This is why I use the term “Hellenistic Wicca” rather than “Hellenic Wicca.” Wicca can be ‘Hellenic-flavored,’ but cannot be interchangeable with actual Hellenism as Wicca has too many other influences to be pure Hellenism. Keep in mind that the Wiccan Rede, the Threefold law and Wiccan ritual tools and structure are not something you find widespread in all ‘Greek’ Paganism. If you do find yourself befriending Hellenists or going to public gatherings, it’s important to keep that in mind. A lot of Wicca 101 books tend to paint all of Paganism as if it follows a Wiccan model, and it’s just not the case and should never be expected.
Where to Seek the Greek
Source to Raid
There are some must-read sources for the Hellenistic Wiccan to check out. For one thing, read Greek mythology liberally. Edith Hamilton is one of the most well-known and celebrated writer retelling myths in English.
Ethics and proper behavior was a big thing to the Greeks, and is also something very important in Wicca.

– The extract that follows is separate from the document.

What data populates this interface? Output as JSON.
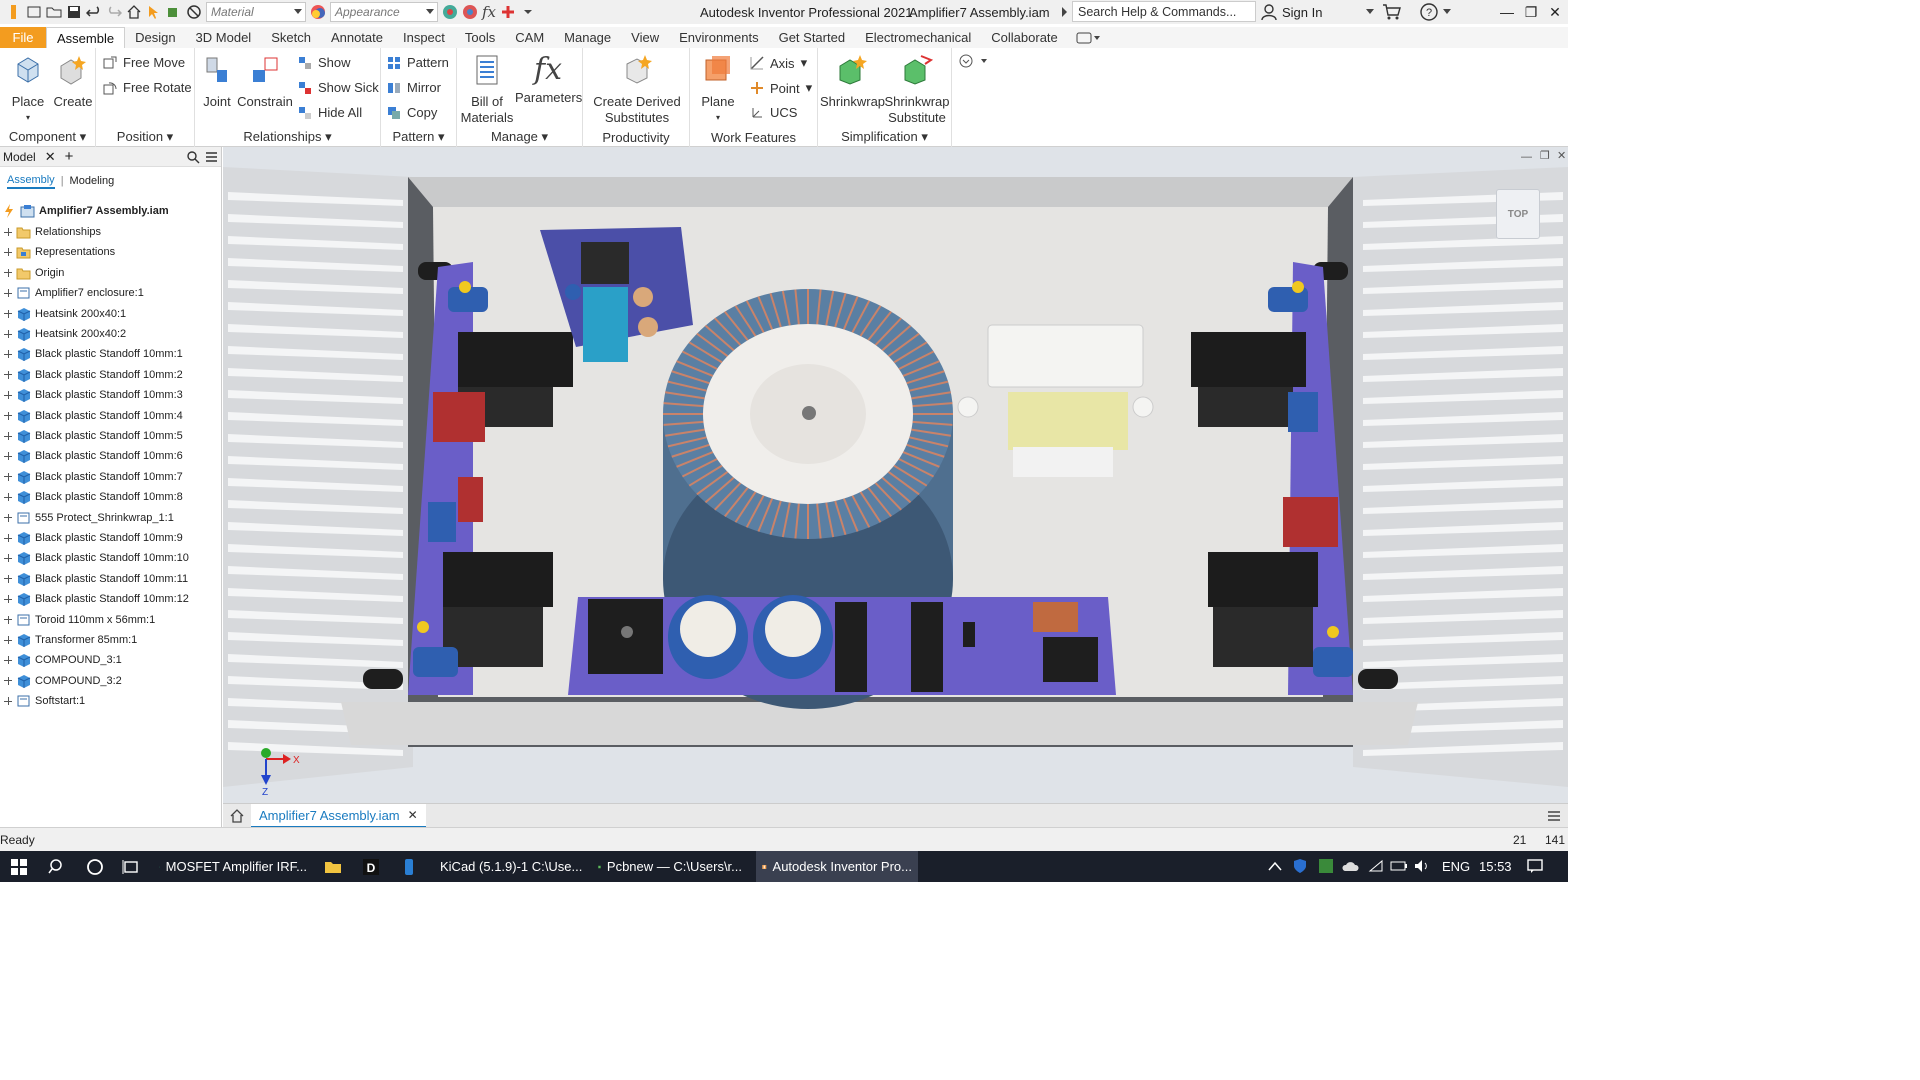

While Wicca has no dogmatic commandments, you may find some inspiration in Pagan Greek writings. The Golden Versus of Pythagoras, were known to us since the 5th century CE (and perhaps have been around much longer), and are a list of more detailed codes of behavior. The Delphic Maxims (inscribed at Delphi, and said to have been delivered to man by Apollo himself) is a similar set of moral objectives. Solon’s Tenets extoll virtues valued in Hellenism. In studying magic, you definitely want to get your hands on a copy of The Emerald Tablet, which is the basis of Hermetic magic principles believed by some to come from Hermes.
While you need not take any of these as scripture, they’re certainly good advice that even in these modern times would be counted as wise and valuable.
If you’re looking for some great prayers and invocations, look no further than the Homeric Hymns and the Orphic Hymns. It's unknown when the Homeric Hymns are from, the Orphic Hymns date between 100 BCE and 150 CE. Any of these are rich sources for drawing poetry and liturgy into your rituals. You may wish to draw from some of these sources for your own Book of Shadows.
Some additional research you might want to do is to look into concepts important in Greek culture (and therefore important in relations to Greek Gods) like hubris, harmartia, sophrosyne, xenia, xenos, gnothi seauton, and meden agan. I will leave those interested to do their own research and consider for themselves how such concepts might be applied to Wicca, not just in relation with the Gods but in relation to one's life.
Wiccans who feel the call the Olympians and their kin should not hesitate to answer the call. You may find it a very enriching combination.
© 2013 Mackenzie Sage Wright